    2. What would you recommend for a PC running RAID 1 but used as a Blue Iris server? I know solid state is the best but not affordable in 2TB. I was looking at a Seagate BarraCuda 7200 256MB ST2000DM008. Only running 5 cameras but the drives I’m running now are 5400 and cuts off much of the video.

    3. This guy talks too much and is not correct. I Have 4 nas setups that I’ve had running for 6 + years 24/7. The WD Reds are marked NAS and they are only 5400 RPM. They are SLOW but run cooler and are cheaper to make.
      Most nas drives are 5400-5900 rpm they run coolers but are not ENTERPRISE server drives.

      I have a 5TB raid 1 Hitachi 7200 RPM drives that way out perform official nas drives. They have been up 6+ years 24/7. My first drives to go bad were the WD Reds not the 7200 RPM drives.

      I think its mostly marketing you can put any HD pair in a NAS and they will run fine. I have not found WD Reds to last any longer than any other HD and less than say Dell Enterprise SAS drives.

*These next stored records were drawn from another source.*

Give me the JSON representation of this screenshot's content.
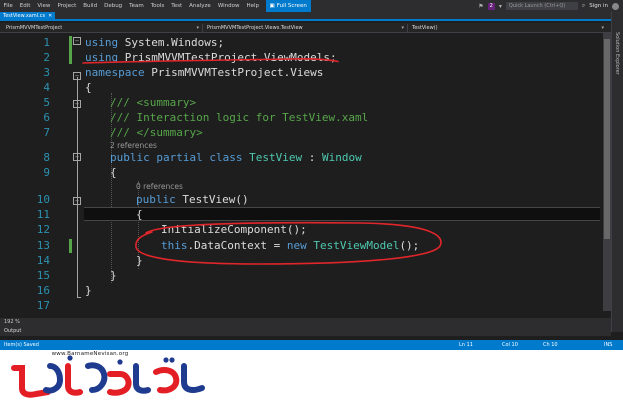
{
  "menu": {
    "items": [
      "File",
      "Edit",
      "View",
      "Project",
      "Build",
      "Debug",
      "Team",
      "Tools",
      "Test",
      "Analyze",
      "Window",
      "Help"
    ],
    "full_screen": "Full Screen",
    "notification_count": "2",
    "quick_launch_placeholder": "Quick Launch (Ctrl+Q)",
    "sign_in": "Sign in"
  },
  "tab": {
    "label": "TestView.xaml.cs",
    "close_glyph": "✕"
  },
  "navbar": {
    "project": "PrismMVVMTestProject",
    "class": "PrismMVVMTestProject.Views.TestView",
    "member": "TestView()"
  },
  "side_panel": {
    "label": "Solution Explorer"
  },
  "code": {
    "line_numbers": [
      "1",
      "2",
      "3",
      "4",
      "5",
      "6",
      "7",
      "8",
      "9",
      "10",
      "11",
      "12",
      "13",
      "14",
      "15",
      "16",
      "17"
    ],
    "lines": {
      "l1": [
        "using",
        " System.Windows;"
      ],
      "l2": [
        "using",
        " PrismMVVMTestProject.ViewModels;"
      ],
      "l3": [
        "namespace",
        " PrismMVVMTestProject.Views"
      ],
      "l4": "{",
      "l5": "/// <summary>",
      "l6": "/// Interaction logic for TestView.xaml",
      "l7": "/// </summary>",
      "l8": [
        "public",
        " ",
        "partial",
        " ",
        "class",
        " ",
        "TestView",
        " : ",
        "Window"
      ],
      "l9": "{",
      "l10": [
        "public",
        " TestView()"
      ],
      "l11": "{",
      "l12": "InitializeComponent();",
      "l13": [
        "this",
        ".DataContext = ",
        "new",
        " ",
        "TestViewModel",
        "();"
      ],
      "l14": "}",
      "l15": "}",
      "l16": "}"
    },
    "codelens_class": "2 references",
    "codelens_ctor": "0 references"
  },
  "zoom": "192 %",
  "output": {
    "label": "Output"
  },
  "status": {
    "message": "Item(s) Saved",
    "ln": "Ln 11",
    "col": "Col 10",
    "ch": "Ch 10",
    "mode": "INS"
  },
  "logo": {
    "url": "www.BarnameNevisan.org",
    "wordmark": "برنامه نویسان"
  },
  "colors": {
    "editor_bg": "#1e1e1e",
    "keyword": "#569cd6",
    "type": "#4ec9b0",
    "comment": "#57a64a",
    "line_number": "#2b91af",
    "accent": "#007acc",
    "annotation": "#e0262b",
    "logo_red": "#e31e24",
    "logo_blue": "#1f3b8f"
  }
}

      The vibration stuff is hogwash too, ive not found a issue with non nas drives. I have put NAS drives in a Dell server to test and they were dog slow vs the 7200 RPM enterprise drives and way slower than the 10,000 and 15,000 RPM sas drives. Again My SAS drives are all raid (LSI controller) and are on 24/7 for years. My home PC is on 24/7 I never turn it off and my 4TB 3TB 7200 rpm and SSD are all fine. 3 years 24/7. I leave all my PCs on never turn them off. Its harder on the components to turn ON/OFF/ON/OFF all those heating and cooling cycles does more harm than leaving it on.

      I think a good compromise is the Iron Wolf 5900 NAS drives they perform around 180MB/sec which is decent.